Studio artist; teaching: Pilchuck (WA), Bildwerk Frauenau (Germany), National College of Art and Design (Dublin), Pittsburgh Glass Center, UrbanGlass (NYC); residencies: Rosenberg Residency (MA), Tacoma Museum of Glass (WA), S12 (Bergan, Norway); collections: Tacoma Museum of Glass (WA), KODE (Bergen, Norway), Renwick Gallery (DC).
Glass – Spring Short Session
April 30 – May 5, 2023 (4 studio days)

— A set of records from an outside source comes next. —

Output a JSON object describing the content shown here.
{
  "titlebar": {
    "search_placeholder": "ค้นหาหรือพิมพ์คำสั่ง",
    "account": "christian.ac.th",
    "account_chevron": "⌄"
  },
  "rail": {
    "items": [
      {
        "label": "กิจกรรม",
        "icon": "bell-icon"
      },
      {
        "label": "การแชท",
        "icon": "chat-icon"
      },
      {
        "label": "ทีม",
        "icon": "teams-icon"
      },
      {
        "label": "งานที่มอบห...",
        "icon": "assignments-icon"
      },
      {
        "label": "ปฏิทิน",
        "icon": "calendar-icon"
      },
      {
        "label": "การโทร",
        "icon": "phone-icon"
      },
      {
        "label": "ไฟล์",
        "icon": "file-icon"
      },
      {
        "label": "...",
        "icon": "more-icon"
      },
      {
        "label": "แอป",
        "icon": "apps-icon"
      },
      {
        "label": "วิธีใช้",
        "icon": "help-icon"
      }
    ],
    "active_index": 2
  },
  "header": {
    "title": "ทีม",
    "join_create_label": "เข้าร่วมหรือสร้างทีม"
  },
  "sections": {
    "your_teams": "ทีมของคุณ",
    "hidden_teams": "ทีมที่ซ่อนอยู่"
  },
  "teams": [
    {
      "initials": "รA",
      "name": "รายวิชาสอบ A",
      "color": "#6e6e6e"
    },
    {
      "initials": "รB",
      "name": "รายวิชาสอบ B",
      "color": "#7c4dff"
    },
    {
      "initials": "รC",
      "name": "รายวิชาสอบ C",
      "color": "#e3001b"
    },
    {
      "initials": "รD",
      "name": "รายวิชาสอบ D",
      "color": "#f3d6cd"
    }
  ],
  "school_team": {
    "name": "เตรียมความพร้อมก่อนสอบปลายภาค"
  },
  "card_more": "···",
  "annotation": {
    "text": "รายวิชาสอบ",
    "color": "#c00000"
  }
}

How do you form hot molten glass into a desired shape? This workshop will help you understand how glass moves and behaves. You will be guided through the needed heats and how and when to tool the glass. With an emphasis on basic shapes, we’ll cover steps such as gathering, marvering, blowing, and tool use, and you’ll learn to combine them so your glass making will become more fluent. Teamwork and the importance of assisting will be predominant aspects of the workshop. Bring your ideas, sketches, and curiosity and be ready to shape glass. Advanced beginning level: students must have taken at least one glassblowing workshop.
Studio Artist; teaching: Alfred University/New York State College of Ceramics, Anoka-Ramsey Community College (MN), UrbanGlass (NY), Penland, Punahou School (HI); visiting artist: Ball State University (IN), Tavastia Vocational College (Finland), Mass College of Art (MA); exhibitions: Design Museum Nuutajärvi (Finland), Foreman Gallery (NY).